What it takes to deliver exams
Ayuen David, Jonglei State Education Officer, emphasizes the difficulty in coordinating and delivering national exams to hard-to-reach areas in the Greater Jonglei Region, “Coordinating a time bound and highly guarded commodity like the examinations - and more so moving it to insecure and inaccessible areas - is quite challenging. The delivery required commitments, it required coordination and advocacy skills, to be able to convince the partners to take up their crucial roles,” said Ayuen.
UNICEF and partners supported MOGEI with coordination and safe and secure delivery of National Exams to the schools – to ensure thousands of children across South Sudan could further their education.
Exams were delivered and administered to all 10 States and 3 Administrative areas with UNICEF’s support focusing on schools in hard to reach and remote areas
In conjunction with MOGEI, in the Juba Protection of Civilian’s (POC) Camp, exams were delivered for the first time in the camp schools allowing children access to sit exams without having to attend to schools elsewhere in the city.
Students relish the opportunity to advance their education
Abuol Alier, a 16-year-old primary eight student from Bright Academy Primary School, who dreams of being a lawyer, said having sat for the national exams was the successful conclusion of her eight-year primary journey.
“After sitting for my exams, I felt excited more than I could ever feel. For eight years, I have been studying and now being able to sit for examinations and move to the next level is something my family will be proud of. For the past years, I never knew the importance of education but after joining primary eight, I realized the significance of education,” she said.
As a child, one of my basic rights is education, I can come to school every day, attend classes and do other routines, but without national exams, I wouldn’t progress education-wise.
Another Bright Academy classmate expressed similar views. Thon Achiek said having sat for the national exams will make his parents realize the importance of education, and help him achieve his dream of becoming a mechanical engineer.
As a child, my right to education is now being respected. If these exams were not provided, we would have repeated classes and others can even quit school, that will lead to school dropouts, but now when other kids see us doing exams, they will feel encouraged to come to school.

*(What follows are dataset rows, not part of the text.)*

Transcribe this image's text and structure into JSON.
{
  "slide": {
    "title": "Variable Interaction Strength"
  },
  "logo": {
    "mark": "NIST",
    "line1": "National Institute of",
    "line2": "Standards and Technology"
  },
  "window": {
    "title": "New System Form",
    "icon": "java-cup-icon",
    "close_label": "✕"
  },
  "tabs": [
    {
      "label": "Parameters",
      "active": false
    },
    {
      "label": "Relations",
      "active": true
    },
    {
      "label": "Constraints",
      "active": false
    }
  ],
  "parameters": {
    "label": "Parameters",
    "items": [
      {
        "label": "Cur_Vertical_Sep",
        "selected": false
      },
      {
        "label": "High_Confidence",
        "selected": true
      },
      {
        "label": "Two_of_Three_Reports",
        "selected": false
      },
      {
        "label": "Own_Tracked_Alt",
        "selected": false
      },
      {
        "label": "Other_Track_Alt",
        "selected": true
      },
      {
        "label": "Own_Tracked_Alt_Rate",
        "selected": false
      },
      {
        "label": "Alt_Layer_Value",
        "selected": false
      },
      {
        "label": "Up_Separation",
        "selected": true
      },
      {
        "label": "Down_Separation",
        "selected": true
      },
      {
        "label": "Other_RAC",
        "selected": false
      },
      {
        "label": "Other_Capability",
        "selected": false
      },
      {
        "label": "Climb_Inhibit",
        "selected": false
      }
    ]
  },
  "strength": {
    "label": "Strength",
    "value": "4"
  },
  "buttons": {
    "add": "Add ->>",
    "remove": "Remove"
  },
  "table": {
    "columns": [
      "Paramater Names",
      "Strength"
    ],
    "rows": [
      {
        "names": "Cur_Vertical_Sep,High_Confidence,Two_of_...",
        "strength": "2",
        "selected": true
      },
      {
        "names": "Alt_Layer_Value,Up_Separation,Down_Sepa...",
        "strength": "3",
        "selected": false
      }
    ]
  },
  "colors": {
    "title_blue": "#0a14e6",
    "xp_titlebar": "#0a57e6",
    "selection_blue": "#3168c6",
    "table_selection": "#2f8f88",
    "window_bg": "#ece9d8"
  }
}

UNICEF supported the roll out of the national exams through its global thematic funds. It also recognizes the generous support of the European Union, the African Development Bank, the Global Partnership for Education, KFW, and the Norwegian Embassy who are supporting the Ministry of General Education and Instruction in improving access to quality education for children across the country. This is being achieved through widespread programmes training teachers, constructing and rehabilitating classrooms and schools, providing teaching and learning materials, WASH facilities in schools, organizing back-to-school campaigns, and mobilizing parents and communities to send their children to school.